This ploy was tried on Harry Redknapp, who didn’t prove to be as gullible. Tony Pulis described Dia as ‘rubbish’ after his short trial at Gillingham.

That call led to Souness handing Dia a one-month contract on the south coast, though it’s never been confirmed who was actually on the other end of phone.

In this most bizarre of transfers, speculation has been plentiful, with some claiming it was Dia himself. Pulis quickly realised Dia wasn’t up to standard, but Southampton had an altogether more embarrassing situation on their hands.

Having been due to play in a reserve match which was cancelled, Souness chucked Dia into the first team. When Matt Le Tissier was injured in the first half against Leeds, Dia was handed the most extraordinary of debuts.

It’s safe to say he didn’t aid Southampton’s Premier League Odds chances.

Remarkably, Dia lasted over 50 minutes on the pitch before being taken off by Souness, as it quickly became clear the former Liverpool midfielder had made an almighty, humiliating error.

Le Tissier famously referred to Dia’s cameo as like ‘bambi on ice’, and others were far less complimentary.

Souness has since tried to explain Southampton’s challenging circumstances at the time which led to Dia getting on the pitch, but his comments from when Dia was signed paint a rather different picture.

"He’s played with George Weah at Paris Saint-Germain, and last year he was playing in the second division in Germany.

"We’ve said, come down and train with us for a week or so and see what’s what … when someone like that gives you a recommendation you tend to sit up and take notice."

Southampton might not have thought Dia would be one of the best Premier League strikers, but they surely wouldn’t have put him on the pitch if they knew he was a chancing semi-professional.

Once Dia had been sent packing by Southampton, he returned to the northeast with Gateshead.

In an interview with the Gateshead Post, he even claimed to have scored in World Cup qualifying.

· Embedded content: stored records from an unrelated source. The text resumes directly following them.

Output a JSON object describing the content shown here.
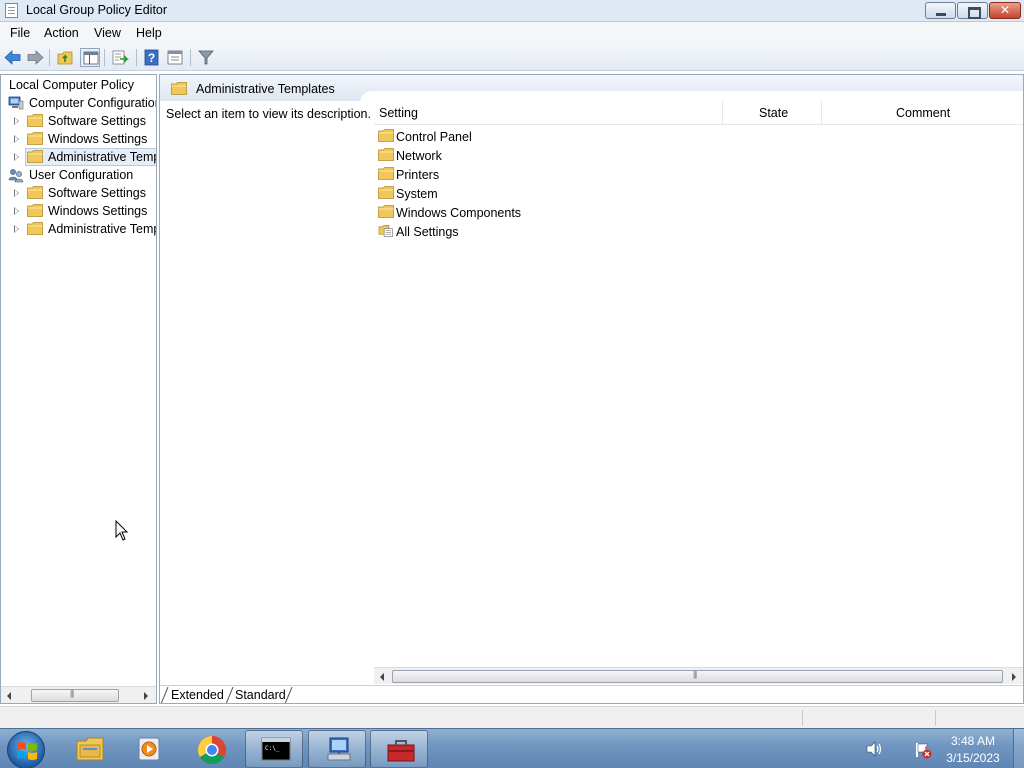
{
  "window": {
    "title": "Local Group Policy Editor"
  },
  "menu": [
    "File",
    "Action",
    "View",
    "Help"
  ],
  "toolbar": {
    "icons": [
      "back-icon",
      "forward-icon",
      "up-folder-icon",
      "show-hide-tree-icon",
      "export-list-icon",
      "help-icon",
      "properties-icon",
      "filter-icon"
    ]
  },
  "tree": {
    "root": "Local Computer Policy",
    "computer_config": "Computer Configuration",
    "computer_children": [
      "Software Settings",
      "Windows Settings",
      "Administrative Templates"
    ],
    "user_config": "User Configuration",
    "user_children": [
      "Software Settings",
      "Windows Settings",
      "Administrative Templates"
    ],
    "selected": "Administrative Templates"
  },
  "main": {
    "header_title": "Administrative Templates",
    "description": "Select an item to view its description.",
    "columns": [
      "Setting",
      "State",
      "Comment"
    ],
    "items": [
      {
        "label": "Control Panel",
        "icon": "folder-icon"
      },
      {
        "label": "Network",
        "icon": "folder-icon"
      },
      {
        "label": "Printers",
        "icon": "folder-icon"
      },
      {
        "label": "System",
        "icon": "folder-icon"
      },
      {
        "label": "Windows Components",
        "icon": "folder-icon"
      },
      {
        "label": "All Settings",
        "icon": "all-settings-icon"
      }
    ],
    "tabs": [
      "Extended",
      "Standard"
    ],
    "active_tab": "Extended"
  },
  "taskbar": {
    "apps": [
      "file-explorer-icon",
      "media-player-icon",
      "chrome-icon",
      "command-prompt-icon",
      "network-computer-icon",
      "toolbox-icon"
    ],
    "time": "3:48 AM",
    "date": "3/15/2023"
  },
  "colors": {
    "folder": "#f0c85a",
    "selection": "#e5eef8",
    "taskbar": "#6f95bf"
  }
}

Of course, this was also untrue, as Senegal had already been knocked out of World Cup qualification.

Dia pocketed several thousand in sign-on fees thanks to his fake relationship with Weah and hoax calls.

Such a scenario is unimaginable with the levels of scouting in elite football now, yet the protagonists (Souness, Pulis, Le Tissier) are a reminder that the Dia fiasco is recent history.

*Credit for all of the photos in this article belongs to AP Photo*


FIRST PUBLISHED: 1st August 2022

About the Author
Sam Cox

Sam is a sports tipster, specialising in the Premier League and Champions League.

He covers most sports, including cricket and Formula One. Sam particularly enjoys those on the other side of the Atlantic Ocean – notably MLB and NBA.

Watching, writing and talking about sports betting takes up most of his time, whether that is for a day out at T20 Finals Day or a long night of basketball.

Having been writing for several years, Sam has been working with 888Sport since 2016, contributing multiple articles per week to the blog.